WW: Is there a genre you prefer?
JK: The easier way to answer this for me is to say that I don’t think I would like to write Fantasy. I have never tried, but in general, it doesn’t appeal to me. Probably my favorite genre is Magical Realism.
WW: How would you describe your voice or style?
JK: I suppose I do, but I have never tried to determine what it is. My writings are diverse, and so, my particular style as a writer may be difficult to discern. Mainly, I let the story dictate the style, tone, and POV.
WW: Do you have an audience in mind when you are writing?
JK: Of course. The audience may be vague, but if I am writing a Middle-Grade novel, appropriateness of the subject matter must be kept in mind. If writing a mystery novel, then the expectations of the mystery reader (conventions of the mystery genre) must be kept in mind.
WW: How do authors who write in a similar genre as you influence your writing?
JK: I read a lot, so I suppose all of those authors have influenced my writing. Although, I do have one example of a specific influence: While taking a course on the English language, I selected Dr. Seuss as my final project’s research subject. After completing my final project, I was inspired to write a non-rhyming nonsense poem as a children’s book. My mind was so geared toward thinking like Seuss, writing a Seuss-like story seemed natural.
WW: What part of your process would you change?
JK: I can be a bit moody about my writing. I have days where I pump out page after page, and then other days where I stare at the blank page. I would be more consistent in my writing if the magic wand is being waved in my direction.
WW: Are there a set of circumstances you need for you to write? Specific location? Music?
JK: Mainly silence. I do not like background noise of any kind. Well, I guess as I am sitting here answering these questions I can hear my clock ticking, but I have an obsession for clocks, so the ticking is soothing. Near my desk, I have a Felix the Cat clock and a crazy caterpillar clock. Just two of the many weird things decorating my writing space.
WW: Describe your editing process.
JK: Wow, in one word-painful. Just kidding, well not really. Editing takes a couple of forms. First I style edit for congruency within the story—does it make sense, are all of the components present, does it flow smoothly? Once the story is “tight,” line editing begins for grammatical issues. At this point, a novel would be ready for my Beta reader group.
WW: How do you stay motivated?
JK: I love to read. I love to write. It is easy for me to stay excited about writing because I enjoy it. I will say, however, that long projects can weigh me down sometimes. I am working on completing a teen novel for an agent request, and it is taking a while because I am finishing my Masters of Art in English Creative Writing, and that occupies a lot of my time. I have a bunch of new story ideas, but I have to finish the novel. That can feel like a downward pull, so I have to remind myself to push forward and get it done.

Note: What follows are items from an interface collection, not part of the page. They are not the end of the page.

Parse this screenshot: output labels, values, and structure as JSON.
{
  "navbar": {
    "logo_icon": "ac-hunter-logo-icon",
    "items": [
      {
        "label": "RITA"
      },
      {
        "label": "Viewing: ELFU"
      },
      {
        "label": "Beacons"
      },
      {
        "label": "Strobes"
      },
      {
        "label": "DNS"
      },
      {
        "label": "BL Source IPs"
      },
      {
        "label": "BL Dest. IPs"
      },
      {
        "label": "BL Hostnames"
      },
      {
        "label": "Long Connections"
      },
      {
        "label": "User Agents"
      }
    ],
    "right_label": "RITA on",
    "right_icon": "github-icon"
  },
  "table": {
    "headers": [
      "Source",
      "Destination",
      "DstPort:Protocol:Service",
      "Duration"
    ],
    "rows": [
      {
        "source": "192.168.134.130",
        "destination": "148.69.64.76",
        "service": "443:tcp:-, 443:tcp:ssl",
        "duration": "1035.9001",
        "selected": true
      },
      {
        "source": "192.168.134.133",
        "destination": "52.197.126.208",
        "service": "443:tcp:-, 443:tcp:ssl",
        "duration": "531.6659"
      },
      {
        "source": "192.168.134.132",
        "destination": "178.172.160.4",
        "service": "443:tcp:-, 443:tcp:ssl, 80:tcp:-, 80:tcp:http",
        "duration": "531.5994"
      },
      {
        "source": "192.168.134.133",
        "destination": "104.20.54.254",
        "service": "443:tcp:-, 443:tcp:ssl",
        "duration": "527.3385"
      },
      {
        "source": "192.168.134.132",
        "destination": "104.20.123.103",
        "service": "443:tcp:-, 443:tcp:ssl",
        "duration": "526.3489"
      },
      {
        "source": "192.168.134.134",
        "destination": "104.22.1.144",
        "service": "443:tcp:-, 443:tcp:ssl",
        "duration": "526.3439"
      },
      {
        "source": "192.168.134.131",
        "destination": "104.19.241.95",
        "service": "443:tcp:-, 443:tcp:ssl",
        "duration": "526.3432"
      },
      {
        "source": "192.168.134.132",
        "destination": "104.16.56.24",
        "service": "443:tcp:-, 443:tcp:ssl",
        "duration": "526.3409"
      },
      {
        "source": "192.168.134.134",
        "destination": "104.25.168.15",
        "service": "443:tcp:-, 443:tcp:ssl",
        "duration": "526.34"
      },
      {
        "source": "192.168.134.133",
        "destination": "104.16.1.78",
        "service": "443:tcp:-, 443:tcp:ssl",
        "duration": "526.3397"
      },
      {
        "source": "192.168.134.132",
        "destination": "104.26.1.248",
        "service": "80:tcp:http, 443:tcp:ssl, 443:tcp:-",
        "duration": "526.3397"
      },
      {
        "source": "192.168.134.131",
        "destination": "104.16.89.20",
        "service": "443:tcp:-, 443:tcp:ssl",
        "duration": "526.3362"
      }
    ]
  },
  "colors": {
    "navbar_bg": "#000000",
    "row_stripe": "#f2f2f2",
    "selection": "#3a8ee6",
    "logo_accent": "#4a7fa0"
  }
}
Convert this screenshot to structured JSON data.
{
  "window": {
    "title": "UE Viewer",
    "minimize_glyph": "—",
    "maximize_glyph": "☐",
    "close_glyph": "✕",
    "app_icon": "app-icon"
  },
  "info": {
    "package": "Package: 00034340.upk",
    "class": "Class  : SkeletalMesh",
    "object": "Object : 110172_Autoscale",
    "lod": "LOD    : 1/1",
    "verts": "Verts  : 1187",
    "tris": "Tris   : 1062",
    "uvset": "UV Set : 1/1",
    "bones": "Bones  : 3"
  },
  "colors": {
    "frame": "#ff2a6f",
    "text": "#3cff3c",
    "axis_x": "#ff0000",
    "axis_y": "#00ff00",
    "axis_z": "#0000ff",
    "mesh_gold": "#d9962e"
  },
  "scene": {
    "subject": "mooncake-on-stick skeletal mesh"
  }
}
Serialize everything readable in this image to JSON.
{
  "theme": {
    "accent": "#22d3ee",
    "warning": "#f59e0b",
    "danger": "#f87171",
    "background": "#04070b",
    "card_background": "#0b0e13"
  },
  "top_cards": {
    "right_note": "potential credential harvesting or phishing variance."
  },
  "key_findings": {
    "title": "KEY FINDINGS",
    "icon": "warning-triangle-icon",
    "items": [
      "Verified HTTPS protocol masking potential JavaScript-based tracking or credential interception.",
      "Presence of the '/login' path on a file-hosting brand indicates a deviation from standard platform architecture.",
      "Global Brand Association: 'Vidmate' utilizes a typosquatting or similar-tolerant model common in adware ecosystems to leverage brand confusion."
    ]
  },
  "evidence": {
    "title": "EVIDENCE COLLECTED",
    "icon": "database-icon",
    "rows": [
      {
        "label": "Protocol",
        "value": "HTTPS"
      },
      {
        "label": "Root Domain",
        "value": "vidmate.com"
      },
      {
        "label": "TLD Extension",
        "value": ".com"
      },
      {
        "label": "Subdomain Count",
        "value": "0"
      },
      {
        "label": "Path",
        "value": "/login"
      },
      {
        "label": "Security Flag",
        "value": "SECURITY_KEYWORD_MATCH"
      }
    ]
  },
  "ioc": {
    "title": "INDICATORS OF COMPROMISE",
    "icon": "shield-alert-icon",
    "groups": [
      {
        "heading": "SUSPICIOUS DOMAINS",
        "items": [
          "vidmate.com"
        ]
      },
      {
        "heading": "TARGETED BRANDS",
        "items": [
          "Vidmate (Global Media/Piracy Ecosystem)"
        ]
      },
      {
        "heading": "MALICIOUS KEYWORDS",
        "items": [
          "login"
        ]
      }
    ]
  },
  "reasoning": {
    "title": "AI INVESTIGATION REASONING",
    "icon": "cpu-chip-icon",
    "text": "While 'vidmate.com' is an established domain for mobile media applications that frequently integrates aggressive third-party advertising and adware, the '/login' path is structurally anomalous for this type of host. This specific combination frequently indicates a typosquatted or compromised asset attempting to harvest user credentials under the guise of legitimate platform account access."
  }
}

Julie lives in Prospect, Kentucky and is pursuing a Master of Arts in English, Creative Writing-Fiction. She is a member of SCBWI, Sigma Tau Delta’s International English Honor Society, and The National Society of Leadership and Success’ Sigma Alpha Pi chapter.